George Dantzig is considered a founding father of industrial engineering and operations research, but one of his most incredible achievements took place while he was still a doctoral student at Berkeley. Arriving late to a statistics class, Dantzig scrawled down two problems written on the blackboard, thinking that they were a homework assignment. He solved the problems and handed them in, only to learn weeks later that these were not homework, but two famously unsolved statistics problems. The story became legendary, inspiring a scene in the movie Good Will Hunting.
But that breakthrough was just one of Dantzig’s numerous accomplishments. In 1960, Dantzig was an early faculty hire in what was then the Department of Industrial Engineering, where he founded and directed the Operations Research Center. He became the first person to formulate linear programming models and investigate their mathematical properties. He also developed the simplex algorithm, which was foundational to the field of mathematical optimization and operations research.
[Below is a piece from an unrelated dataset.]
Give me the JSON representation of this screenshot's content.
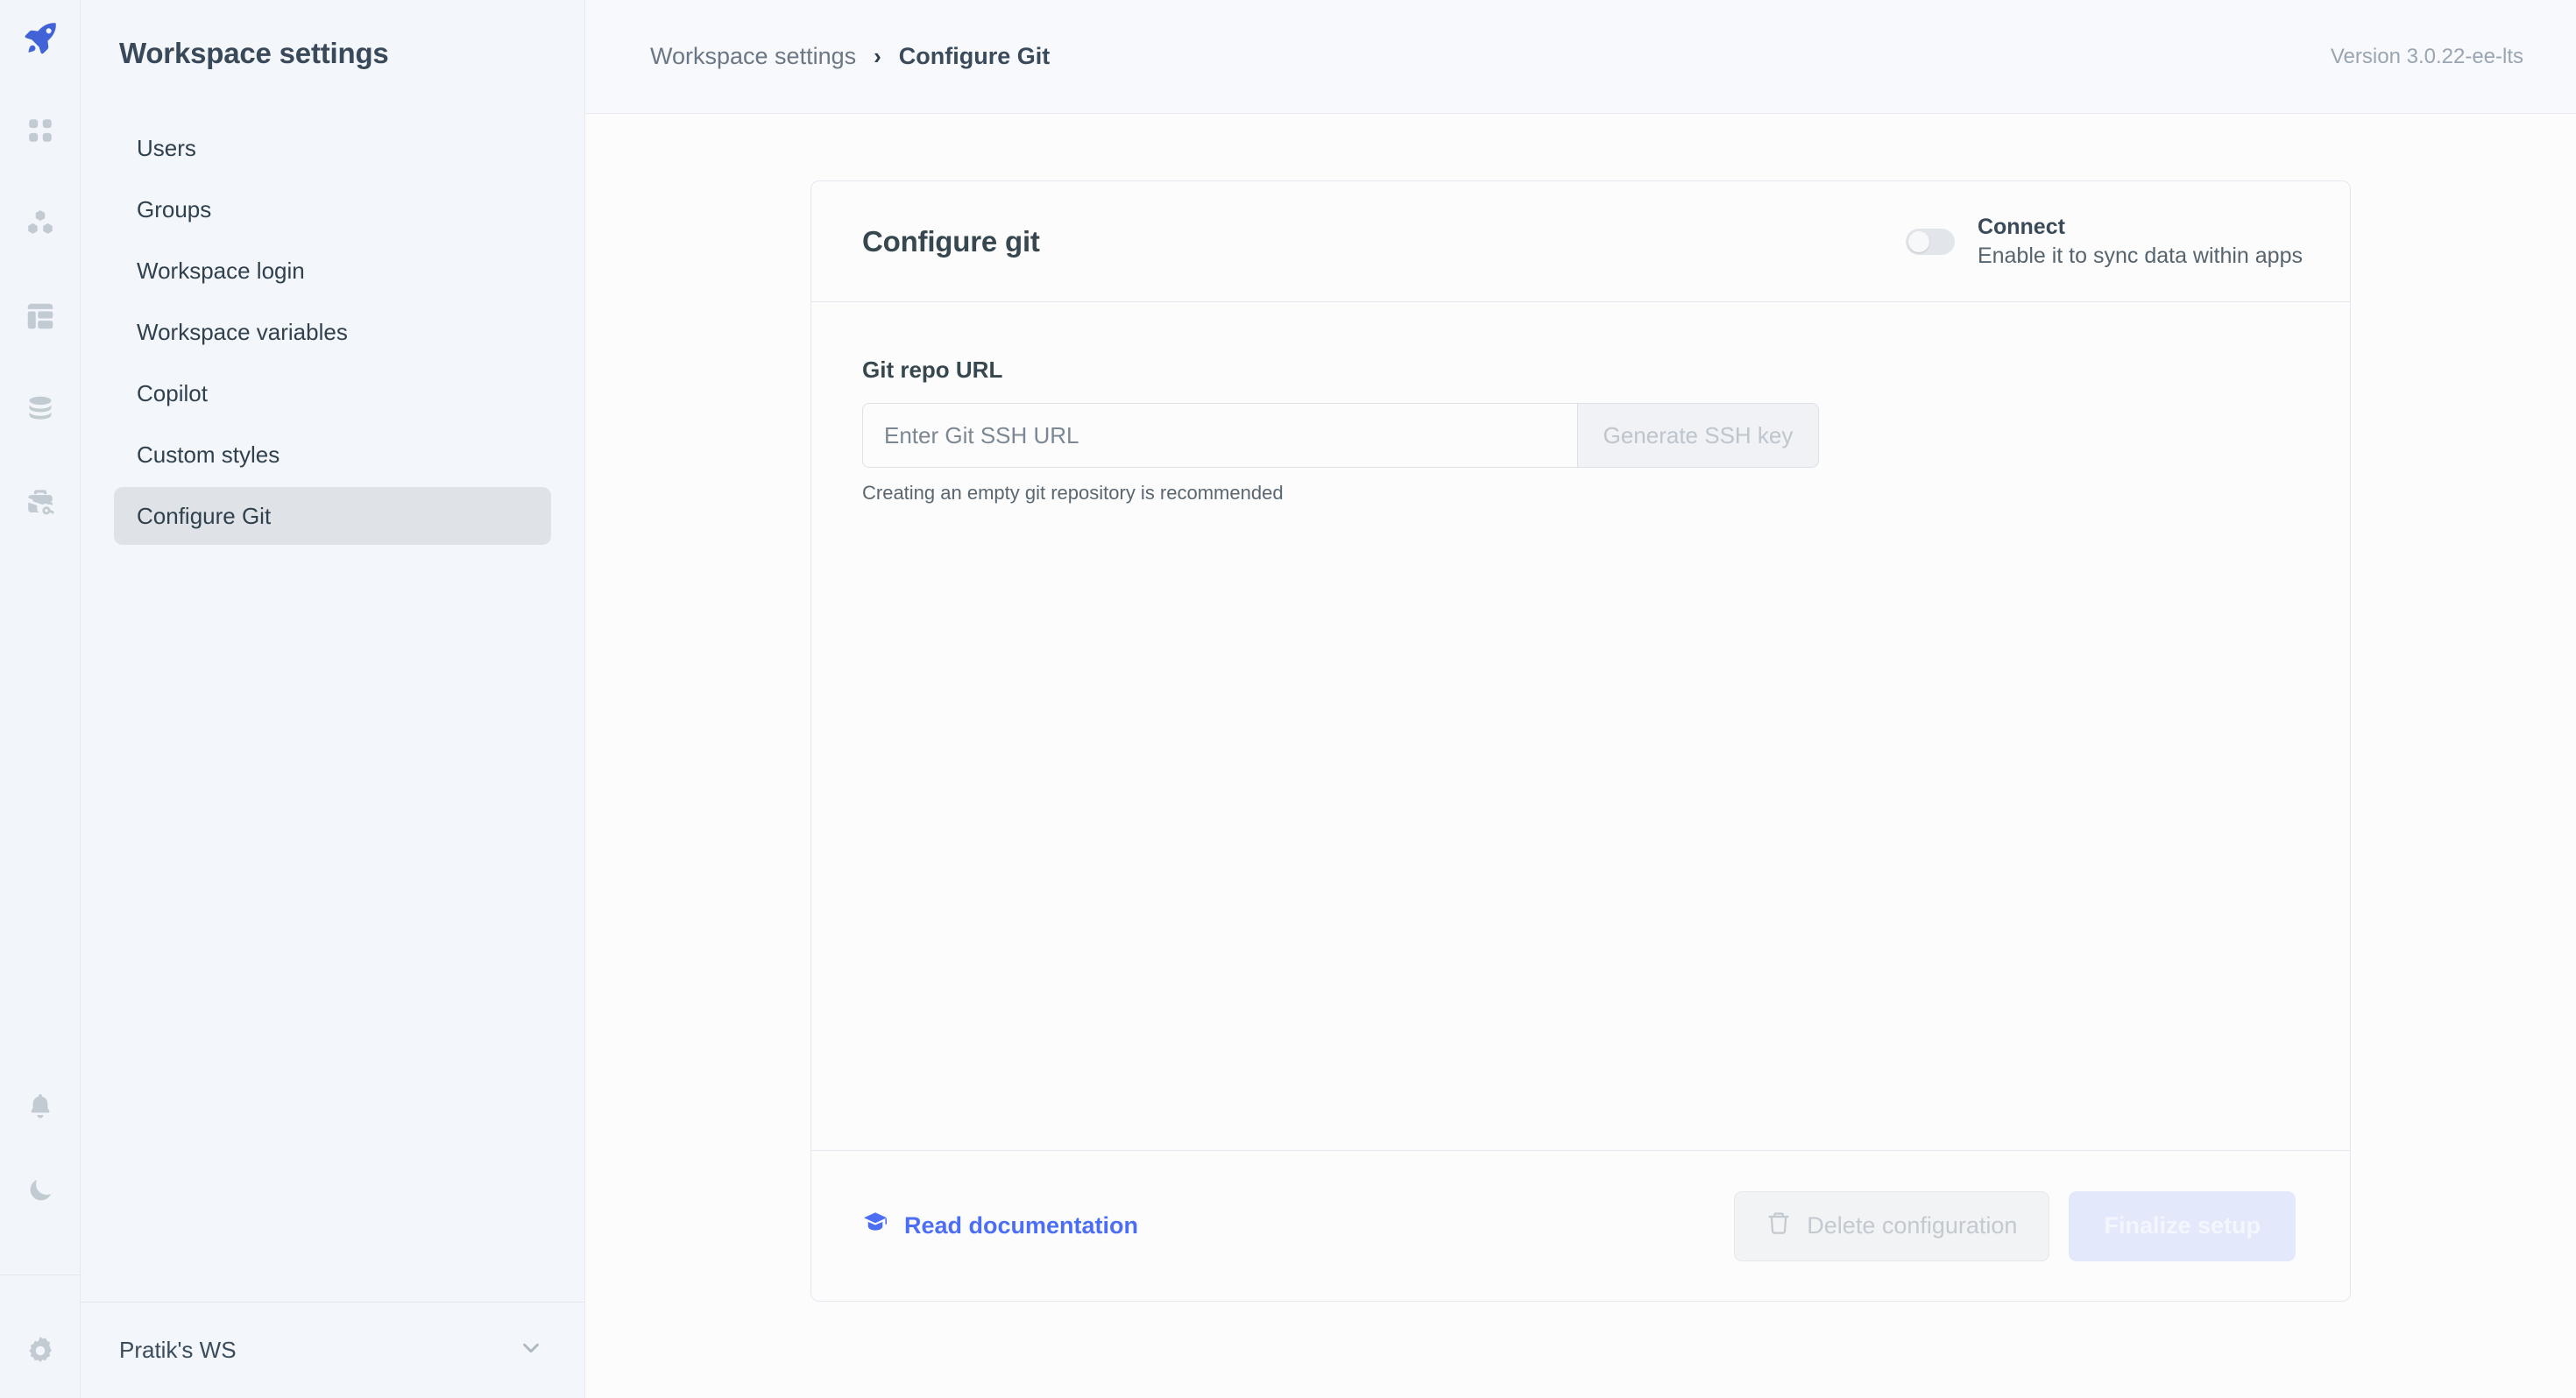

Together, his work on linear programming and the simplex method has touched nearly every industry. A member of the National Academy of Engineering, National Academy of Sciences and the American Association of Arts and Sciences, Dantzig was honored with the National Medal of Science in 1975.
Originally posted at Berkeley Engineering